On Tuesday, a second demonstration took place at the university to protest the police violence the night before. This protest turned violent as students attempted to march the center of Kabul. Witnesses told Human Rights Watch that at around 11:45 a.m. police used water hoses to disperse the crowd. Without firing warning shots, the police began firing directly into the crowd and wounded three students.

Human Rights Watch interviewed eyewitnesses who said that police beat students in the university dormitory and threatened injured students at the hospital. In one case police beat and slapped a student in his hospital bed after he had spoken with other students and an investigator from the Afghan Human Rights Commission, a body set up under last year's peace agreement signed in Bonn, Germany. The police warned him not to complain about police behavior or the government to anyone else.

"It's bad enough that the police fired into a crowd of unarmed students," said Zia-Zarifi. "Now they are going into hospital rooms, beating injured students, and telling them not to talk about what happened. This is unacceptable."

The U.N. Basic Principles on the Use of Force and Firearms by Law Enforcement Officials states that law enforcement officials, in carrying out their duty, shall, as far as possible, apply non-violent means before resorting to the use of force and firearms. Whenever the lawful use of force and firearms is unavoidable, law enforcement officials should use restraint and act in proportion to the seriousness of the offence. The legitimate objective should be achieved with minimal damage and injury, and preservation of human life respected. The use of force during interrogations or to threaten detainees is prohibited.

Human Rights Watch called on the government to take special measures to protect injured students and witnesses from further police threats and brutality, and urged the Afghan Human Rights Commission to conduct a vigorous investigation.

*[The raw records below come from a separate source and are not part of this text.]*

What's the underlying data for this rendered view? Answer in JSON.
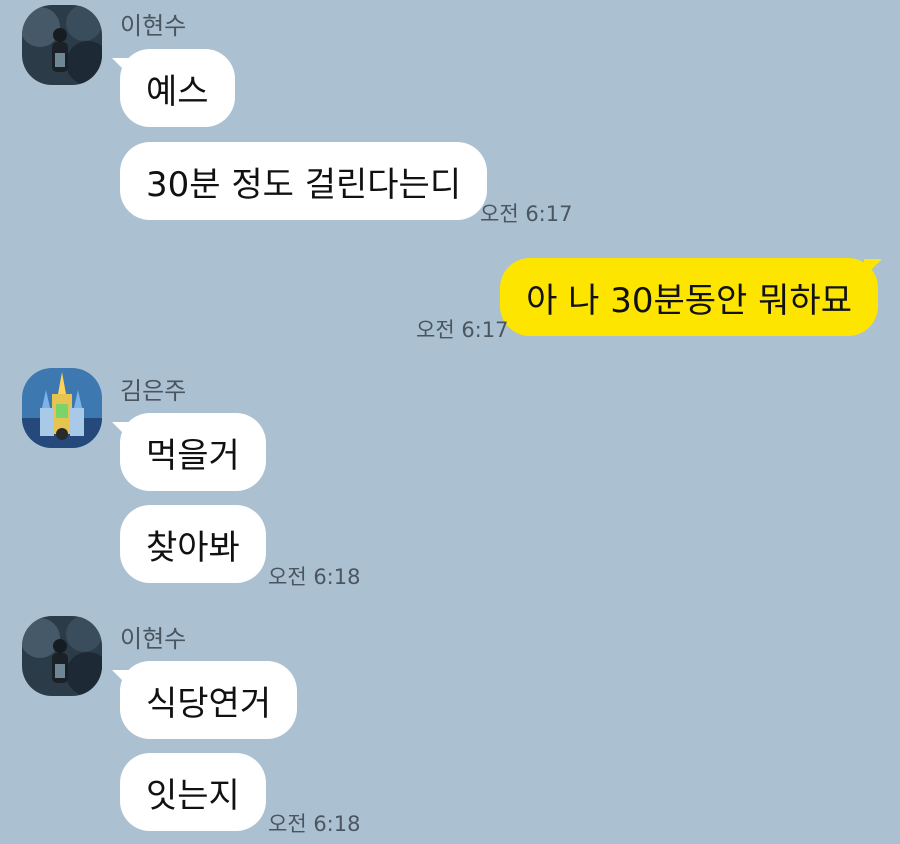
{
  "chat": {
    "groups": [
      {
        "sender": "이현수",
        "avatar": "profile-photo-dark-forest",
        "messages": [
          "예스",
          "30분 정도 걸린다는디"
        ],
        "time": "오전 6:17"
      },
      {
        "sender": "me",
        "messages": [
          "아 나 30분동안 뭐하묘"
        ],
        "time": "오전 6:17"
      },
      {
        "sender": "김은주",
        "avatar": "profile-photo-castle-night",
        "messages": [
          "먹을거",
          "찾아봐"
        ],
        "time": "오전 6:18"
      },
      {
        "sender": "이현수",
        "avatar": "profile-photo-dark-forest",
        "messages": [
          "식당연거",
          "잇는지"
        ],
        "time": "오전 6:18"
      }
    ]
  },
  "colors": {
    "background": "#abc1d1",
    "incoming_bubble": "#ffffff",
    "outgoing_bubble": "#fee500",
    "meta_text": "#4a5560"
  }
}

"This is a big test for the Afghan Human Rights Commission," said Zia-Zarifi, "The question is whether the commission can investigate human rights abuses by the current police - the forces that are in power now." Zia-Zarifi urged the U.N. mission to Afghanistan to assist the commission in helping to arrange protection of witnesses and to monitor the students' security during the investigation. Human Rights Watch also called on international peacekeeping forces to monitor the security of witnesses and students.

Human Rights Watch said that the problems with the police response to the protests were emblematic of a general failure to improve security in Afghanistan since the fall of the Taliban last year.

"If the police can't properly handle a protest by unarmed students, in Kabul, a year after the fall of the Taliban, it raises serious questions about the government's ability to provide security in the rest of the country," said Zia-Zarifi. Human Rights Watch called on nations involved in army and police training, including Germany, the Netherlands, and the United States, to expand police training programs and increase peacekeeping forces around the country.